Performance Space New York will present Storyboard P’s No Diving 2, April 7 and 8 at 7 p.m. in the organization’s courtyard (150 1st Avenue; tickets available here). The rainy dates are April 14 and 15. With No Diving 2, the dancer – whose inimitable Flex-derived dance he dubs Mutant and is equivalent to juggling with light – returns to Performance Space (having previously performed at the organization’s 2018 Gala) with two style solo performances free. These events are co-produced with Arika, the political arts organization in Scotland, UK, with whom Performance Space collaborated on the disability aesthetics festival I wanna be with youwhere in 2019.
Storyboard P offers a revolutionary understanding of gravity, in which bodies are floating sanctuaries that can teleport, vanish, appear.
Storyboard P’s dance reminds us that our conventional understandings of what a human body is, what it can do, and where it begins and ends, fall short. As an acclaimed street dancer, Storyboard’s bloodline is Flex, but as an artist, he might be more of an Afrofuturist. Using an otherworldly combination of skill, beauty, poetry and emotion, her dance collapses space and time into an alternate universe. Storyboard P treats dance as a way of speaking without speaking, a movement slang that can carry vibrations like the animation of a stop motion film.

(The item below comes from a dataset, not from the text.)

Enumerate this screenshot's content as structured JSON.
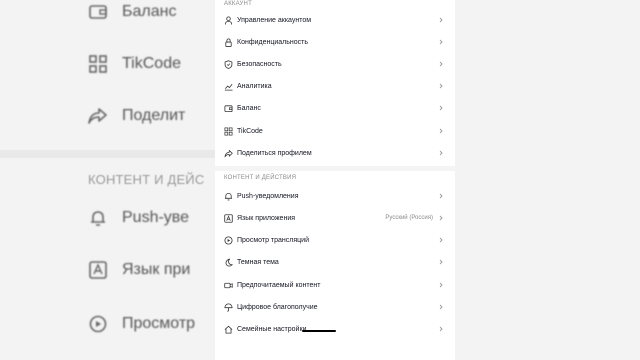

In Storyboard’s own words: “My style is Mutant. As a mutant, my power is to project a sequence of images through my body that tells an elaborate story in music. The power of storyboard/ballet/jazz/African / contemporary / bruk up / flex / boogaloo. My early inspirations were stop motion movies. And watching the locals descend on Brooklyn. My vision was to bring the golden age of cinema to the streets…I aimed to conceptualize all my early street dance battles into theatrical style productions with film scores and theatrical music.And, I became this Ray Harryhausen/ Tim Burton creature of style, but only dancing to music. It was my illusion and my goal was to embody that presentation.”
About Storyboard P
Storyboard P is a new state-of-the-art performance art template. Dubbed “the Basquiat of street dancing” by The New Yorker, he elevates genre and conversation while creating a new lexicon along the way. Using an otherworldly combination of skill, beauty, poetry and emotion, Storyboard P has taken street dancing in a more mature direction which he calls “visual recording”. With the frame-by-frame precision of an animator and the awesome magic of a special effects artist, he communicates real life through dance. Instead of impressing his audience, he casts a spell on them.
Arika is a political arts organization based in Scotland, UK, curating living spaces that seek to explore the inseparable and intertwined nature of aesthetics and social life.
We see our role in this unfolding relationship as one of celebrating and supporting the connections between art and social change. When we talk about art, we talk about how we sing and dance together, how we listen and want to be heard, how we look and hope to be seen, how we think about our body and how we move in space, what we feel and want to be felt, for example.
We currently do this through a program of public events in Glasgow called Episodes comprising performances, discussions, screenings and collective learning. Developing iteratively, each informing the next, they often involve watching, listening, talking or dancing together. They are a continuation, through friendship and solidarity, of the conversations in which we are entangled both locally and internationally. Above all, Episodes focuses on experimenting with a sociality that goes beyond the person and that offers new ways of living in today’s world, born of collective desires and struggles.
Our grassroots organizing program works closely with specific groups who fight racist border violence, poverty and the criminalization of sex work, taking the initiative and then funding the projects and events they want to see happen.
In partnership with sex worker-led groups in the UK and ICA London, we are currently showing: Decriminalized Futures, a group exhibition featuring thirteen International artists whose work speaks to the multiplicity of contemporary experiences of sex workers.
Internationally, Arika participated in the Whitney Biennial in 2012 and has since collaborated regularly on projects in New York with members of the Arbert Santana Freedom and Free School of the House | Ballroom and sex worker-led groups in the city, with partners including: MoMA PS1, The New School, Issue Project Rooms, and Union Theological Seminary, among others. In 2019, we collaborated with a steering group of leading artists from the disability community and Performance Space New York on I Wanna Be With You Everywhere, a 4-day festival about disability art and the entanglements of the disability with race, class and gender.